Christmas illuminations in Vienna will also be scaled back this year as part of the city's energy saving measures.

Vienna forced to dim street lighting and cancel some Christmas illuminations

Vienna, a city known for its Christmas markets and its New Year concert, is cutting back on public lighting in the face of soaring energy prices.

“There will be no Christmas illuminations this year on the Ring,” the famous boulevard that encircles the centre of the Austrian capital, city spokeswoman Roberta Kraft told AFP.

READ MORE: Five of the biggest challenges facing Austria right now

And the lights at the Christmas market in the square in front of the city hall would only be switched on at night and not at dusk, as in previous years, “which is to say about an hour later, on average, every day”, she said.

The city authorities said they had not calculated exactly how much they would save, but the move comes after energy prices have skyrocketed following Russia’s invasion of Ukraine and its response to Western sanctions.

Last Friday, the Austrian Energy Agency announced that its electricity price index for September rose by more than 256 percent year-on-year.

READ ALSO: Inflation at 9.2% in July: How to beat rising prices in Austria

Austria, with its population of nine million, is very dependent on tourism and its end-of-year celebrations are a major motor of the economy.

Before the Covid-19 pandemic shut down much international travel, more than four million people visited Vienna’s famous Christmas markets in 2019.
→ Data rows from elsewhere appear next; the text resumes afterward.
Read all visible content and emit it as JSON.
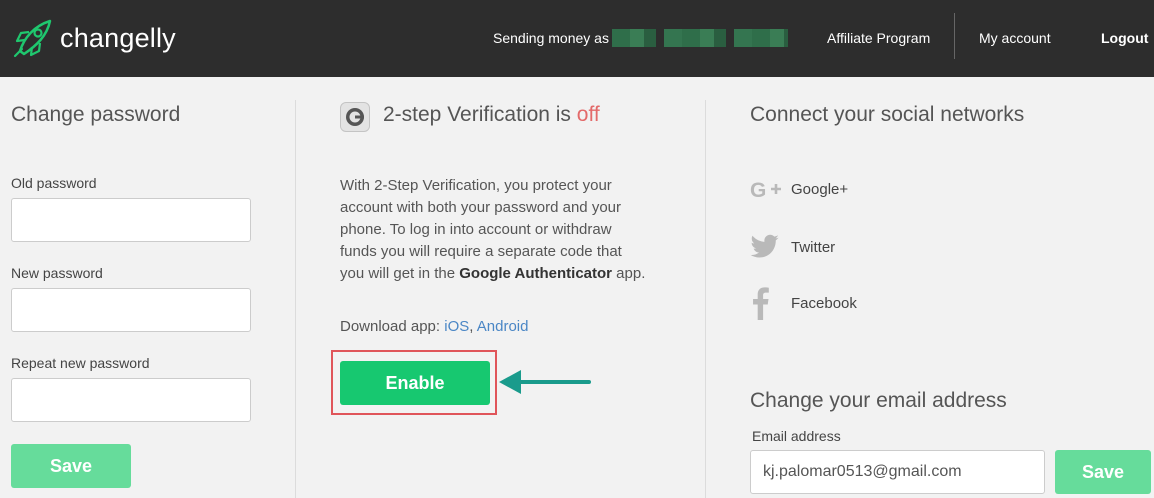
{
  "header": {
    "logo_text": "changelly",
    "sending_label": "Sending money as",
    "nav": {
      "affiliate": "Affiliate Program",
      "account": "My account",
      "logout": "Logout"
    }
  },
  "change_password": {
    "title": "Change password",
    "old_label": "Old password",
    "new_label": "New password",
    "repeat_label": "Repeat new password",
    "save_label": "Save"
  },
  "two_step": {
    "title_prefix": "2-step Verification is ",
    "status": "off",
    "desc_part1": "With 2-Step Verification, you protect your account with both your password and your phone. To log in into account or withdraw funds you will require a separate code that you will get in the ",
    "desc_app": "Google Authenticator",
    "desc_part2": " app.",
    "download_label": "Download app: ",
    "ios": "iOS",
    "sep": ", ",
    "android": "Android",
    "enable_label": "Enable"
  },
  "social": {
    "title": "Connect your social networks",
    "google": "Google+",
    "twitter": "Twitter",
    "facebook": "Facebook"
  },
  "email": {
    "title": "Change your email address",
    "label": "Email address",
    "value": "kj.palomar0513@gmail.com",
    "save_label": "Save"
  },
  "colors": {
    "topbar": "#2d2d2d",
    "enable": "#17c870",
    "save_disabled": "#66dc9b",
    "status_off": "#e36a6a",
    "link": "#4a86c5",
    "highlight": "#e0555a",
    "arrow": "#1a9b8c"
  }
}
In 2021, around 30 of Vienna’s shopping streets were lit up for seven hours a day, from November 12 until early January.